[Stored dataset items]
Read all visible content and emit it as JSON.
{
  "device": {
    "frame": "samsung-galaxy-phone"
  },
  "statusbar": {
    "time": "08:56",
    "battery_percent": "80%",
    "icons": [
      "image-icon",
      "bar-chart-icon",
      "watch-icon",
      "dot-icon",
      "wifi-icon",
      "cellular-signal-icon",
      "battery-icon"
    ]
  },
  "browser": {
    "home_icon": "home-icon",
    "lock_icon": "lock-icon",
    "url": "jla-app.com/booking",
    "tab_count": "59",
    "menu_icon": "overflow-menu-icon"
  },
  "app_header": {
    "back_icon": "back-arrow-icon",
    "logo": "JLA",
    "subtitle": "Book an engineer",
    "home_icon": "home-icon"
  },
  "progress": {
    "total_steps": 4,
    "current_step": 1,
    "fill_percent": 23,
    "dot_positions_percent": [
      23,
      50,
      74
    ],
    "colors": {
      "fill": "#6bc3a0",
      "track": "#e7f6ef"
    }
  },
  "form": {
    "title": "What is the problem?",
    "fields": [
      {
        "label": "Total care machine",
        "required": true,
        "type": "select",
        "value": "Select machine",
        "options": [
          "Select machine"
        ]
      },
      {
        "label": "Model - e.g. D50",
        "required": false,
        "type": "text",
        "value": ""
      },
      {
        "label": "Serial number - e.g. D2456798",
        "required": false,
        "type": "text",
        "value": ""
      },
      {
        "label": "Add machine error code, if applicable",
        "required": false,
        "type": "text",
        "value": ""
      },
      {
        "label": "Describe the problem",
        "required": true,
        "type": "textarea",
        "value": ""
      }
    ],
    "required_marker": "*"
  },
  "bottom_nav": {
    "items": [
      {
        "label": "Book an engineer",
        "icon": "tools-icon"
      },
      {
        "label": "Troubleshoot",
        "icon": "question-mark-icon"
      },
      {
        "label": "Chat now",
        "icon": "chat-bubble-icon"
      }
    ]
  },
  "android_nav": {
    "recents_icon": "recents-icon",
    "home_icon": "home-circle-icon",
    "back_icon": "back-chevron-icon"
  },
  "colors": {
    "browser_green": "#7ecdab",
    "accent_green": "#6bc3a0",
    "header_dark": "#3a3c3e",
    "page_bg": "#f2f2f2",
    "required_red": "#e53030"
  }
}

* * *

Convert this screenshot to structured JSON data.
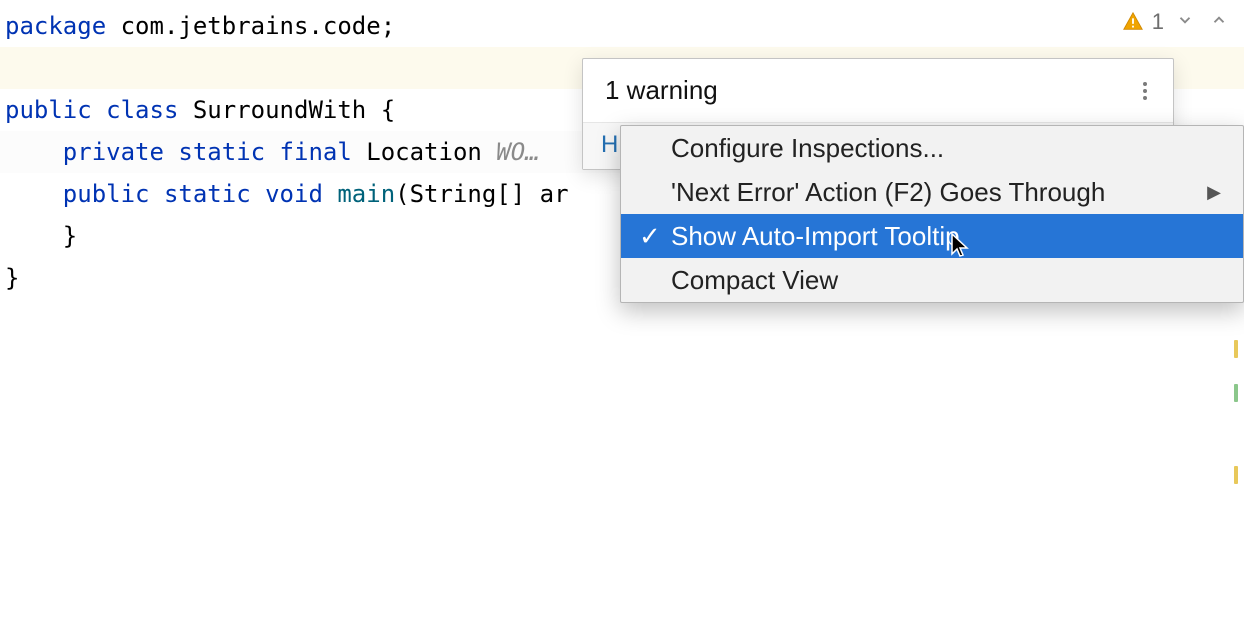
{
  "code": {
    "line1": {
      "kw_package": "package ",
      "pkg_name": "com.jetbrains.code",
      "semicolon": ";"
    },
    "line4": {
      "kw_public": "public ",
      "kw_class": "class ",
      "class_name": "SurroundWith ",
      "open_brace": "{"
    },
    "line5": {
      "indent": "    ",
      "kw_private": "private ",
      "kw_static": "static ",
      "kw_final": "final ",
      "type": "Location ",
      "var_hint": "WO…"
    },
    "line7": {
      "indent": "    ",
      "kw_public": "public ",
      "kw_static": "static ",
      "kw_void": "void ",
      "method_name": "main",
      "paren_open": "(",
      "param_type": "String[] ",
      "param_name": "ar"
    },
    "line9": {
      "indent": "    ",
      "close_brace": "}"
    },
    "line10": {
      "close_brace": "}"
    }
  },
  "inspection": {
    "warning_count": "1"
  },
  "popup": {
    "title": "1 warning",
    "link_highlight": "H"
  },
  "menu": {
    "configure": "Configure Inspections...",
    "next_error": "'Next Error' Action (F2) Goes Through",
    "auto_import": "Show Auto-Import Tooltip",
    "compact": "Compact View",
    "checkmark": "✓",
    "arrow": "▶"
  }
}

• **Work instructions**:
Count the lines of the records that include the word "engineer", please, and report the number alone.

• **Task response**:
2